Fictional motherhood, in all its complexity, has loomed large over her artistic choices, too. She’s played an unusually wide range of mothers in conflict, including a suicidal single parent in About a Boy, her Oscar-nominated performance as a woman on the verge of a breakdown in The Sixth Sense, Jasper Jones’s desperate ’60s housewife, and, of course, United States of Tara’s sensationally splintered title character. When STM observes that, even now, postnatal depression and maternal filicide — both explored in Hereditary — are taboo subjects, Collette isn’t afraid to tell it like it is.
“That’s f–king ridiculous,” she says, pointing out that social squeamishness surrounding maternal ambivalence is an archaic idea. “Look at the time we are living in. That’s such an old, boring statement. It has nothing to do with 2018. There are so many conversations about women and how complex we are and how different we are. It seems like such a literally dumb idea to think that that’s the way it is, specifically in the last year. I mean, you would have to have had your head in the sand.”
In the face of such a forceful response, STM suggests the cultural shift represented by the #MeToo movement is still in its early stages. At this, Collette softens. “There is a way to go, but by God we have made strides since the ’50s and that’s not a very long time. So many things have changed. Over the last couple of years, it’s almost fast-tracked. And by necessity, absolutely.” Still, Collette has not yet gone on the public record about the #MeToo campaign until now. “I guess while the whole campaign was erupting, becoming something quite powerful and something to behold, I was busy in Manchester with my head down and bum up,” she says. “To be honest, I don’t really have any particular experiences to declare, but I am absolutely behind it. I am absolutely behind fairness and equity in the workplace. I am so moved and proud of the women who have come forward, as they have been sitting on some pain for a really long time and it takes a lot of guts to be able to do that.” For Collette, the fight for equality — and interesting roles — is partly about taking matters into her own hands.

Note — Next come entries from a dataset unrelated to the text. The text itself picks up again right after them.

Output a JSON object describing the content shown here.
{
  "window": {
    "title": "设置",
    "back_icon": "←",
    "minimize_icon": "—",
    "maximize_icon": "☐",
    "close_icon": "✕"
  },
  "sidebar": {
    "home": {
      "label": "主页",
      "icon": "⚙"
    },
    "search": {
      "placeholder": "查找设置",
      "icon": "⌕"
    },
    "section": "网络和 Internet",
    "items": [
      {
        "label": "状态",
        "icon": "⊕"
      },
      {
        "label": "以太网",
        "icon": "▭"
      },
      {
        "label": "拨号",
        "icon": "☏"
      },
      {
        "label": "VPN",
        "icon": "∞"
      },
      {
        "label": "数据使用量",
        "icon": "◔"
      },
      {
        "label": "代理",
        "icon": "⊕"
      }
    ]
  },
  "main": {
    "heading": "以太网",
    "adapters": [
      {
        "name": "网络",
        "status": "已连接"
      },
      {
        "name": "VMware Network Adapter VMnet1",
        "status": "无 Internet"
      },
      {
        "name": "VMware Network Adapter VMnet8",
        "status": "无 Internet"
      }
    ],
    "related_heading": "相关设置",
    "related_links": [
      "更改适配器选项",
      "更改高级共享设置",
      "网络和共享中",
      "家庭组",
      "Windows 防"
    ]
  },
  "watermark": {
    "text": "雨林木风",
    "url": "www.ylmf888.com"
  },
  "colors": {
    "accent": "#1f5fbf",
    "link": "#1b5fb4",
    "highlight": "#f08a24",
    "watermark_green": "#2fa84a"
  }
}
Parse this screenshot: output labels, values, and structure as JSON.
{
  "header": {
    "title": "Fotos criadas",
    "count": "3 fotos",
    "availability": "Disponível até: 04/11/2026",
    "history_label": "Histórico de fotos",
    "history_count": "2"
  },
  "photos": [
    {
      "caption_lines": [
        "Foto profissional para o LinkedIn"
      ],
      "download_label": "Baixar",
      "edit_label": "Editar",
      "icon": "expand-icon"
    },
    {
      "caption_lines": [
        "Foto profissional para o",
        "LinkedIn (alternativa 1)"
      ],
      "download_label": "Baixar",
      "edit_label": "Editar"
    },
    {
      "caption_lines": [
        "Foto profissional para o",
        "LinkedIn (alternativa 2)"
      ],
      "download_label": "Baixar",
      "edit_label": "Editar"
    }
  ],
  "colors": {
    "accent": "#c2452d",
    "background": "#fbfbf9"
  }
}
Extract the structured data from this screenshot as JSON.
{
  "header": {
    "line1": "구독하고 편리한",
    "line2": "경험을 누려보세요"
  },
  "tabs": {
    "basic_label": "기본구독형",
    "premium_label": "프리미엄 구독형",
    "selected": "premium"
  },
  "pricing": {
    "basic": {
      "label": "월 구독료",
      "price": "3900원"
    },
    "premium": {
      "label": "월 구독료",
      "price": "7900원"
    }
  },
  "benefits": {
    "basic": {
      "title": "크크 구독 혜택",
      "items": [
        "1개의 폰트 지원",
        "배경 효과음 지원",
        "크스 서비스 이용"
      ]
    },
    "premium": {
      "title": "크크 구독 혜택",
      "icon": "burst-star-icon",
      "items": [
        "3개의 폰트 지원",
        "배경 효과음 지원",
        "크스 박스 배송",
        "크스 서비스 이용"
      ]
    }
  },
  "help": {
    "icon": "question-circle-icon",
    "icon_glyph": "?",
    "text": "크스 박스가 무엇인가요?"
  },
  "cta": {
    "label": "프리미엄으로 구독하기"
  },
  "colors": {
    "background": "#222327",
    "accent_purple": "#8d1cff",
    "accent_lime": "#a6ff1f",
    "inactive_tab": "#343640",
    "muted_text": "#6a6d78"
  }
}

She has joined the swelling ranks of female actors forming production companies. Vocab Films has already optioned a couple of books and Collette is working on a screenplay. “I’ve written ever since I was a young girl,” she says. “I’ve got a really great producing partner ( Jen Turner) and things are happening. But it just all takes time. I mean, I am very busy with my day job.” And with that, the actor/writer/ producer moves onto her next commitment — meeting her kids as they come out of school.
Hereditary is in cinemas from Thursday, June 7.